Mega gateway ports are in danger of failing the global supply chain, causing congestion, adding cost and impacting on air quality and local environments, according to a recent press release which outlines a speech to be made in Sao Paulo by Patrick Walters, Commercial Director of Peel Ports.
PTI previously reported that Peel Ports had selected food and drinks logistics company, Culina Group, to operate its first tri-modal inland port facility in Port Salford, UK.
Peel Ports is the UK’s second largest port operator.
Walters is to call for a “radical rethink” around the supply chain to refocus on direct calls to ports closest to cargo centres.
Walters said: “Port selection needs to be based on proximity to market. Loading or discharging cargo at ports which are remote from the initial origin or ultimate destination of cargo is costly, inefficient, risky and environmentally damaging.
“The model of mega-ports serving as gateways to extensive and increasingly remote hinterlands has to be questioned. Mega-feeders linking mega-ports do not alleviate congestion in the mega-hubs.
“Direct calls at regional ports, close to import and export centres, with transhipment occurring at transhipment ports, provide real solutions for tackling congestion and increasing opportunities for the efficient transfer of goods. Delivering ocean freight closer to destinations cuts the cost of inland transportation and removes the delay associated with the current pattern of remote shipments.
“But taking advantage of these opportunities means a shift in the current mind-set of supply chains and services, who are stubbornly rooted to a small selection of mega gateway ports. Shippers and end users need to take more of a role in lobbying lines to include calls at regional ports.”

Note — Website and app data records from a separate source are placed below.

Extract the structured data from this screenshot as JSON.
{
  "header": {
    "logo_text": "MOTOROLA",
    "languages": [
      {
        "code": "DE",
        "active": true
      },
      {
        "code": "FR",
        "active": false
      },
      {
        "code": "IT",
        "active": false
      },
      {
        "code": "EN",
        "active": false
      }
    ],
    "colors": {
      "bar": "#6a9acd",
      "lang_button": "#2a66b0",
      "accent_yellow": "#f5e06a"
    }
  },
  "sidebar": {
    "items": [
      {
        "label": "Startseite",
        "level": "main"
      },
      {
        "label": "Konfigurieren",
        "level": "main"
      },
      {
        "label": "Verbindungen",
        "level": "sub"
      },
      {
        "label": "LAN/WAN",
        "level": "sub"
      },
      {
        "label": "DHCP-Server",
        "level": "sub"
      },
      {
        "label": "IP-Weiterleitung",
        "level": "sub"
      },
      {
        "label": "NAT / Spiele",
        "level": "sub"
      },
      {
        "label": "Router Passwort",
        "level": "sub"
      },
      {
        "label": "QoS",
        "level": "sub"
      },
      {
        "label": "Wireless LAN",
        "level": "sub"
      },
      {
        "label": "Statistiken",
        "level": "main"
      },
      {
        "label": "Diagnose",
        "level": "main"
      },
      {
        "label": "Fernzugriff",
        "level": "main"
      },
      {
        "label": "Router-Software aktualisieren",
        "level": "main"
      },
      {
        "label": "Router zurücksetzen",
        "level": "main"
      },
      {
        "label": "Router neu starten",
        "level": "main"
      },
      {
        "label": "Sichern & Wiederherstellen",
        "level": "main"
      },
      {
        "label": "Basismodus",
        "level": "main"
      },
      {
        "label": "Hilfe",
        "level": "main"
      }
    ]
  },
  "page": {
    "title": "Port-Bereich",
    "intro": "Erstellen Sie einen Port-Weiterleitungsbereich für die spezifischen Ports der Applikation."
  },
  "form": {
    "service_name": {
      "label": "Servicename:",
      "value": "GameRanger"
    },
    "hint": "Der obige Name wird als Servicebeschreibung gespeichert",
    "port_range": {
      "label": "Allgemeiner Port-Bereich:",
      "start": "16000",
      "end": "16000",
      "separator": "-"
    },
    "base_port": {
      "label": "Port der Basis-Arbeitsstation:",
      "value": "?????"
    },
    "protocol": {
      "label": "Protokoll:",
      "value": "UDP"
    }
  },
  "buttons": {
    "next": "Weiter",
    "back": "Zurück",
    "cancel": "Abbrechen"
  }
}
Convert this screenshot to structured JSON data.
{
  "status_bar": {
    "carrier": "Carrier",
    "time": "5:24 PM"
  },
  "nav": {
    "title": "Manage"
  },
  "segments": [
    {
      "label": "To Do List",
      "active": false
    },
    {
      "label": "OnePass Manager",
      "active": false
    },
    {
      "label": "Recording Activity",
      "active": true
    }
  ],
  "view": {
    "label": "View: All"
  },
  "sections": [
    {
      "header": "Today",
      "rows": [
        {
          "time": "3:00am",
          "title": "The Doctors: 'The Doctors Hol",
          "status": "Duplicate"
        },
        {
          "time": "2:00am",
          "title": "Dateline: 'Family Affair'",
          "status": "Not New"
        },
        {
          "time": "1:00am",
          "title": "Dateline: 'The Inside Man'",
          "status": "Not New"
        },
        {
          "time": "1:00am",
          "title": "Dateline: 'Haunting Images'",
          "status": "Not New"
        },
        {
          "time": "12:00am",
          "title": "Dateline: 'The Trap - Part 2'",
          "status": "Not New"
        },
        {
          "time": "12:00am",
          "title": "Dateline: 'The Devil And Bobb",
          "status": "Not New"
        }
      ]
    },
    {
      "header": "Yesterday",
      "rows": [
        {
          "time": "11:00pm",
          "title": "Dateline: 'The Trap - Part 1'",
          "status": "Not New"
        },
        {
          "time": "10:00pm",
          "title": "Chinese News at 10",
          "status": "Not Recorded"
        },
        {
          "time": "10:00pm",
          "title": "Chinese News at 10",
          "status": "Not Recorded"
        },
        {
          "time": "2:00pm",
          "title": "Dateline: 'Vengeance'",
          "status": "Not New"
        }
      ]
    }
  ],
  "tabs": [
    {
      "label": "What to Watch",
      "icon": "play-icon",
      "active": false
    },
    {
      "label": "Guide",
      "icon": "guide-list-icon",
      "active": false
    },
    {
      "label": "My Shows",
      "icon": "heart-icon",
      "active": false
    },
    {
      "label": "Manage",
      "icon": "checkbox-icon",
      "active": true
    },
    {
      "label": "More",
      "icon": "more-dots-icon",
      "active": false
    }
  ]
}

Mr Walters will be addressing delegates at Intermodal, showcasing the US$466m investment which is being made at the Port of Liverpool to create one of Northern Europe’s most technologically advanced and modern ports.